Moody’s Investor Services said earlier this month it expects to see the issuance of green bonds rise to over $50 billion this year, following a record $42.4 billion issuance in 2015 due to the global climate change agreement reached in Paris in December.
Jackson said the Paris agreement prompted Apple to launch the green bond since hundreds of companies pledged to green their investments at the U.N. climate summit.
Some investors have said the green bond market has been hamstrung by a lack of commonly agreed standards on what constitutes a green bond and transparency about how proceeds from sales are used.
The definition of a green bond varies greatly. Socially conscious mutual funds, insurers and other likely buyers use different voluntary guidelines for investing in green bonds.
Apple will use the Green Bond Principles established by a group of financial institutions including BlackRock Inc and JPMorgan Chase & Co.

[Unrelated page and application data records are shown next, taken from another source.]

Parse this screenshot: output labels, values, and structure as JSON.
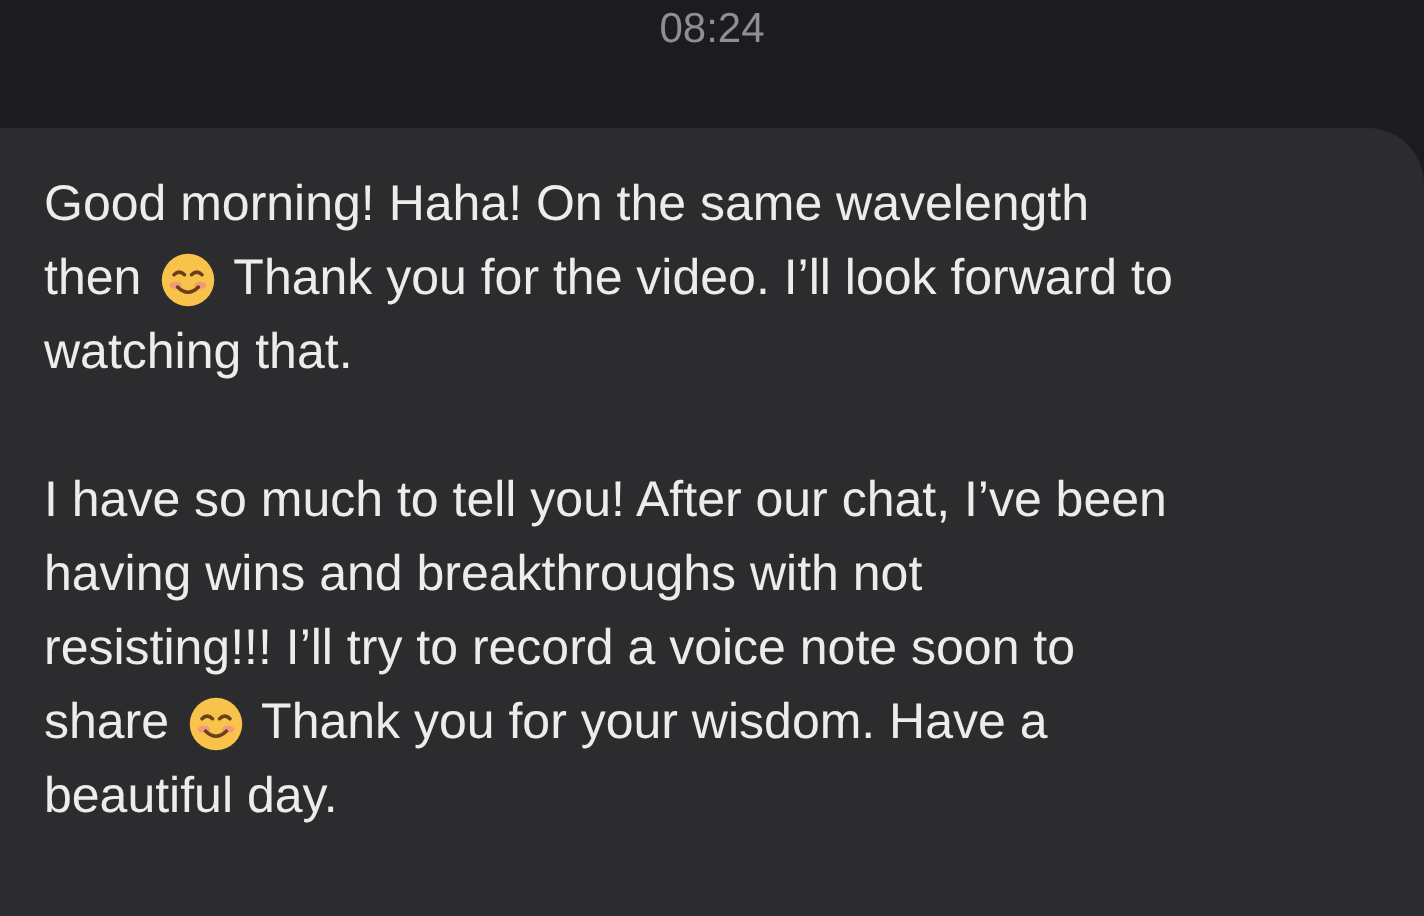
{
  "timestamp": "08:24",
  "message": {
    "paragraphs": [
      {
        "lines": [
          [
            {
              "kind": "text",
              "text": "Good morning! Haha! On the same wavelength"
            }
          ],
          [
            {
              "kind": "text",
              "text": "then"
            },
            {
              "kind": "emoji"
            },
            {
              "kind": "text",
              "text": "Thank you for the video. I’ll look forward to"
            }
          ],
          [
            {
              "kind": "text",
              "text": "watching that."
            }
          ]
        ]
      },
      {
        "lines": [
          [
            {
              "kind": "text",
              "text": "I have so much to tell you! After our chat, I’ve been"
            }
          ],
          [
            {
              "kind": "text",
              "text": "having wins and breakthroughs with not"
            }
          ],
          [
            {
              "kind": "text",
              "text": "resisting!!! I’ll try to record a voice note soon to"
            }
          ],
          [
            {
              "kind": "text",
              "text": "share"
            },
            {
              "kind": "emoji"
            },
            {
              "kind": "text",
              "text": "Thank you for your wisdom. Have a"
            }
          ],
          [
            {
              "kind": "text",
              "text": "beautiful day."
            }
          ]
        ]
      }
    ]
  }
}
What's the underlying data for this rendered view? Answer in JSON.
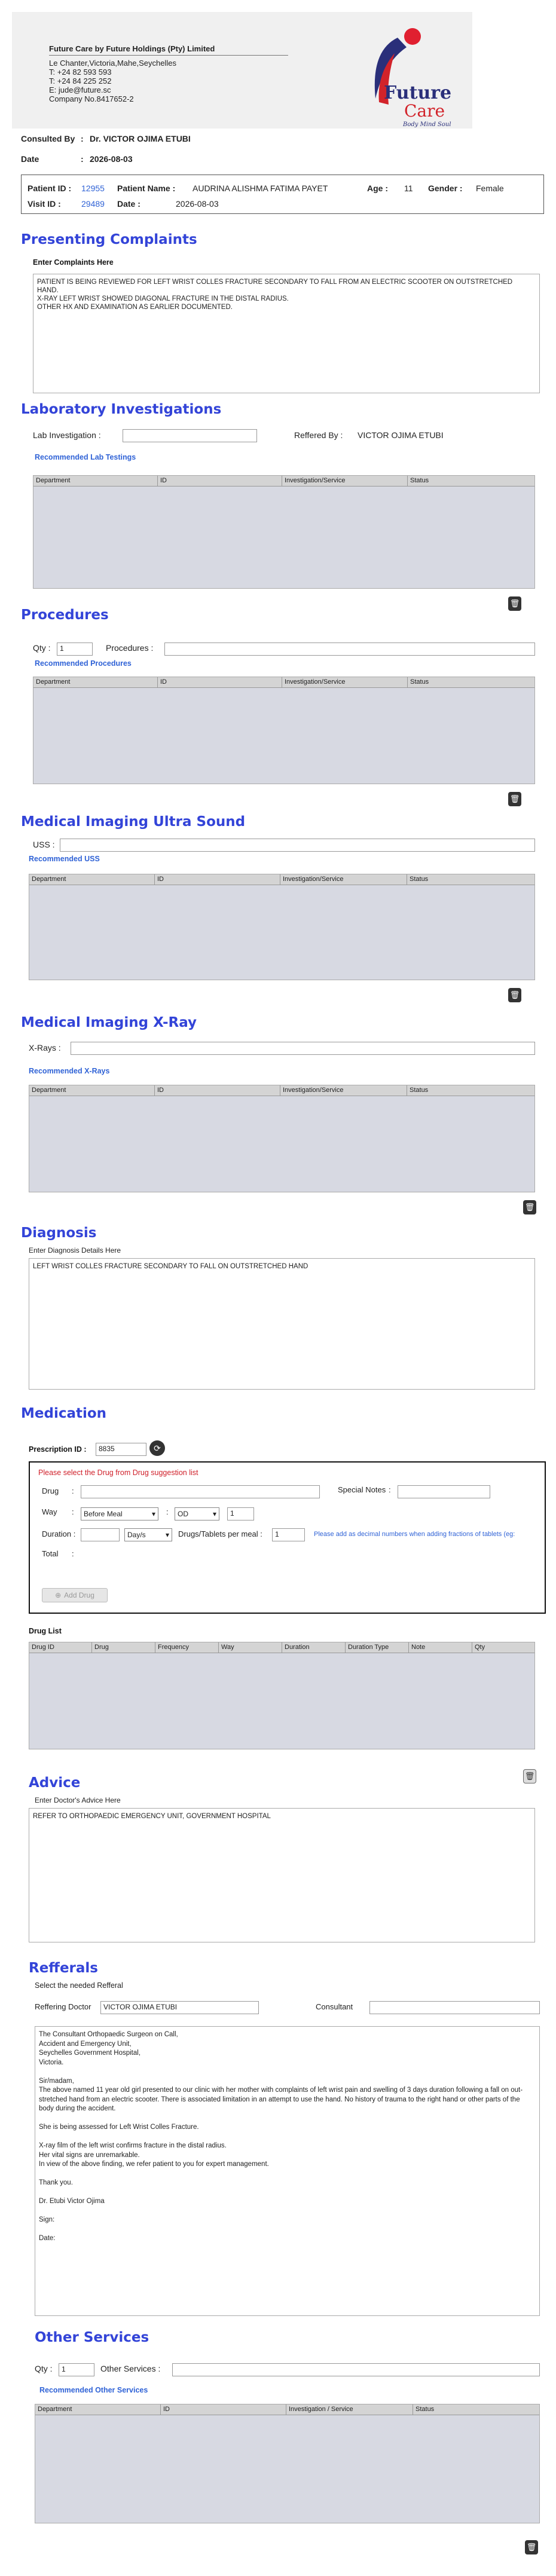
{
  "company": {
    "name_line": "Future Care by Future Holdings (Pty) Limited",
    "address1": "Le Chanter,Victoria,Mahe,Seychelles",
    "phone1": "T: +24  82 593 593",
    "phone2": "T: +24  84 225 252",
    "email": "E: jude@future.sc",
    "company_no": "Company No.8417652-2",
    "logo_word1": "Future",
    "logo_word2": "Care",
    "logo_tagline": "Body Mind Soul"
  },
  "consult": {
    "consulted_label": "Consulted By",
    "consulted_value": "Dr.   VICTOR OJIMA ETUBI",
    "date_label": "Date",
    "date_value": "2026-08-03"
  },
  "patient": {
    "id_label": "Patient ID",
    "id_value": "12955",
    "name_label": "Patient Name",
    "name_value": "AUDRINA ALISHMA FATIMA PAYET",
    "age_label": "Age",
    "age_value": "11",
    "gender_label": "Gender",
    "gender_value": "Female",
    "visit_label": "Visit ID",
    "visit_value": "29489",
    "date_label": "Date",
    "date_value": "2026-08-03"
  },
  "complaints": {
    "title": "Presenting Complaints",
    "subtitle": "Enter Complaints Here",
    "text": "PATIENT IS BEING REVIEWED FOR LEFT WRIST COLLES FRACTURE SECONDARY TO FALL FROM AN ELECTRIC SCOOTER ON OUTSTRETCHED HAND.\nX-RAY LEFT WRIST SHOWED DIAGONAL FRACTURE IN THE DISTAL RADIUS.\nOTHER HX AND EXAMINATION AS EARLIER DOCUMENTED."
  },
  "lab": {
    "title": "Laboratory  Investigations",
    "input_label": "Lab Investigation :",
    "referred_label": "Reffered By :",
    "referred_value": "VICTOR OJIMA ETUBI",
    "recommended": "Recommended Lab Testings",
    "cols": [
      "Department",
      "ID",
      "Investigation/Service",
      "Status"
    ]
  },
  "procedures": {
    "title": "Procedures",
    "qty_label": "Qty :",
    "qty_value": "1",
    "proc_label": "Procedures :",
    "recommended": "Recommended Procedures",
    "cols": [
      "Department",
      "ID",
      "Investigation/Service",
      "Status"
    ]
  },
  "uss": {
    "title": "Medical Imaging Ultra Sound",
    "label": "USS :",
    "recommended": "Recommended USS",
    "cols": [
      "Department",
      "ID",
      "Investigation/Service",
      "Status"
    ]
  },
  "xray": {
    "title": "Medical Imaging X-Ray",
    "label": "X-Rays :",
    "recommended": "Recommended X-Rays",
    "cols": [
      "Department",
      "ID",
      "Investigation/Service",
      "Status"
    ]
  },
  "diagnosis": {
    "title": "Diagnosis",
    "subtitle": "Enter Diagnosis Details Here",
    "text": "LEFT WRIST COLLES FRACTURE SECONDARY TO FALL ON OUTSTRETCHED HAND"
  },
  "medication": {
    "title": "Medication",
    "prescription_label": "Prescription ID :",
    "prescription_value": "8835",
    "warning": "Please select the Drug from Drug suggestion list",
    "drug_label": "Drug",
    "special_label": "Special Notes",
    "way_label": "Way",
    "way_value": "Before Meal",
    "freq_value": "OD",
    "freq_qty": "1",
    "duration_label": "Duration :",
    "duration_unit": "Day/s",
    "per_meal_label": "Drugs/Tablets per meal :",
    "per_meal_value": "1",
    "decimal_note": "Please add as decimal numbers when adding fractions of tablets (eg:",
    "total_label": "Total",
    "add_button": "Add Drug",
    "druglist_title": "Drug List",
    "druglist_cols": [
      "Drug ID",
      "Drug",
      "Frequency",
      "Way",
      "Duration",
      "Duration Type",
      "Note",
      "Qty"
    ]
  },
  "advice": {
    "title": "Advice",
    "subtitle": "Enter Doctor's Advice Here",
    "text": "REFER TO ORTHOPAEDIC EMERGENCY UNIT, GOVERNMENT HOSPITAL"
  },
  "referrals": {
    "title": "Refferals",
    "subtitle": "Select the needed Refferal",
    "doctor_label": "Reffering Doctor",
    "doctor_value": "VICTOR OJIMA ETUBI",
    "consultant_label": "Consultant",
    "letter": "The Consultant Orthopaedic Surgeon on Call,\nAccident and Emergency Unit,\nSeychelles Government Hospital,\nVictoria.\n\nSir/madam,\nThe above named 11 year old girl presented to our clinic with her mother with complaints of left wrist pain and swelling of 3 days duration following a fall on out-stretched hand from an electric scooter. There is associated limitation in an attempt to use the hand. No history of trauma to the right hand or other parts of the body during the accident.\n\nShe is being assessed for Left Wrist Colles Fracture.\n\nX-ray film of the left wrist confirms fracture in the distal radius.\nHer vital signs are unremarkable.\nIn view of the above finding, we refer patient to you for expert management.\n\nThank you.\n\nDr. Etubi Victor Ojima\n\nSign:\n\nDate:"
  },
  "other": {
    "title": "Other Services",
    "qty_label": "Qty :",
    "qty_value": "1",
    "services_label": "Other Services :",
    "recommended": "Recommended Other Services",
    "cols": [
      "Department",
      "ID",
      "Investigation / Service",
      "Status"
    ]
  }
}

Consultancy Sustainalytics has reviewed Apple’s green bond framework to make sure it meets those standards. Accountancy Ernst & Young will do an annual audit of how the green bond proceeds are used.
Apple is expected to spend the majority of proceeds within two years of the issuance of the bonds.
Apple has taken steps to reduce its carbon footprint in its home state of California and at facilities across the globe and is pushing its suppliers to switch to renewable energy.
In October, the company announced steps to green its operations in China by bringing on over 200 megawatts of renewable energy and working with its suppliers, including Foxconn, to switch to cleaner energy sources.
(Reporting by Valerie Volcovici; Editing by Leslie Adler)